As champions of diversity, we have the opportunity—and the responsibility—to set standards for how our people, organizations and society speak and think about people with disabilities. By shifting our language, we can help shift perceptions and promote the culture of inclusion that is the backbone of healthy diversity in all aspects of life.
— Lori Golden, EY, Abilities Strategy Leader
Golden leads EY's internal initiatives in the Americas to create an enabling environment and inclusive culture for people working with disabilities.
Sheltered workshops are vestiges of the past and should be reformed or abolished.
By Carol Glazer, President of the National Organization on Disability
Consider this: Businesses in regions with the lowest unemployment rates employ disproportionate numbers of workers with disabilities .
The implication? People with disabilities are more than capable, they're just not companies' first, second, or even third choice.
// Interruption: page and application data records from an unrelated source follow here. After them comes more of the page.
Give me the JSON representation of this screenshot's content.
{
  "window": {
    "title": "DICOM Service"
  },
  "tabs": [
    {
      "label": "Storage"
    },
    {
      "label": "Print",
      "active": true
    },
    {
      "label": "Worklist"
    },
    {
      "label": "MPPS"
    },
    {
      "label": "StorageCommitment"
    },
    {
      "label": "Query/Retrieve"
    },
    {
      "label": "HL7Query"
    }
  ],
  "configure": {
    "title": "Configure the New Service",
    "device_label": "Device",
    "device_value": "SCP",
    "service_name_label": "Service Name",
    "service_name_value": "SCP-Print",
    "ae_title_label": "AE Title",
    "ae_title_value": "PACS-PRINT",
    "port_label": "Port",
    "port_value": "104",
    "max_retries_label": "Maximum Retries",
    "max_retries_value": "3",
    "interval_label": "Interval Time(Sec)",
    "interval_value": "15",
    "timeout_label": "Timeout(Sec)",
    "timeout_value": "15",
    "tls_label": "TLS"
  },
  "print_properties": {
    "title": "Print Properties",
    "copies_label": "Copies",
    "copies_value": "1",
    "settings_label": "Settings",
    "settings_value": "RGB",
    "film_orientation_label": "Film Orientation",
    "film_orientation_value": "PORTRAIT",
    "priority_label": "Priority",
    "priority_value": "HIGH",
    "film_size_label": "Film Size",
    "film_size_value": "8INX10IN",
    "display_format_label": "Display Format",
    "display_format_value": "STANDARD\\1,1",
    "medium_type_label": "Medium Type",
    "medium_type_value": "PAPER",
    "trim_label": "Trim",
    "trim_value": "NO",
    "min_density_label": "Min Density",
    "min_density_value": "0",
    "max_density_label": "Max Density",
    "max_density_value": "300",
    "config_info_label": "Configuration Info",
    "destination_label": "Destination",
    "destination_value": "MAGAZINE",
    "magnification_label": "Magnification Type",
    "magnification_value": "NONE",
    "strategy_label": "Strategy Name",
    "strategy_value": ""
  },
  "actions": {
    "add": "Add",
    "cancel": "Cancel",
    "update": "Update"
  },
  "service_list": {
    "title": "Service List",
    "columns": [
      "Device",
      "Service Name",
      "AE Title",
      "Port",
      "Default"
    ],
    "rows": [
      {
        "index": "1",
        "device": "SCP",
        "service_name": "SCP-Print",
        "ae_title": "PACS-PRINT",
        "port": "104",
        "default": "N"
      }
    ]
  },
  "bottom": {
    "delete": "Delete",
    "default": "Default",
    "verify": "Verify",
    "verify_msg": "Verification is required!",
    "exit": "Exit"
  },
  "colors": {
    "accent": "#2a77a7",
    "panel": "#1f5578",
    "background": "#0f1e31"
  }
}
But when employers need talent, they give new people a chance. And when given the chance, people with disabilities succeed.
Some parents struggling to pay for health care are considering divorce so their child with a disability could receive Medicaid.
Parents of children with disabilities would be inclined to divorce each other to put their son or daughter in a better position to receive Medicaid. This is more common than you might think.
Dylan Dyke's psychologist said taking away his ducks would cause "significant emotional distress."
The Center for Transition and Career Innovation launched this week.
The University of Maryland announced the opening of a new center that will be dedicated to assisting students with disabilities build a meaningful successful career once their days as a Terp are over.
How many of your employees or colleagues at work are struggling with mental health issues? Do you know? Have you even considered it?
By Carol Glazer, President of the National Organization on Disability (NOD)
The tragic and untimely deaths by suicide of Kate Spade and Anthony Bourdain should serve as a reminder that even the most talented people, who appear to be holding it all together better than many of us, also can be affected by mental illness, a leading cause of suicide.
As the mental health debate heats up in schools, students with intellectual disabilities from their peers face continued stigma as they remain isolated.
For the past three decades, public schools have supposedly been doing their best to keep students with intellectual disabilities with their peers in a regular education setting. However, research shows that between 55 and 73 percent of those with intellectually disabilities still spend most or all of their day in segregated placements. By not developing those social skills children are being set up for an unsettled future.
Some close to the issue are claiming this is a civil rights matter.
Minnesota has a civil rights issue. Thousands of people with disabilities who can't find quality home care are forced to resort to living with people three times their age. The state of Minnesota is paying for 1,500 people who are under the age of 65 to live in assisted living. This is the case with 25-year-old Korrie Johnson.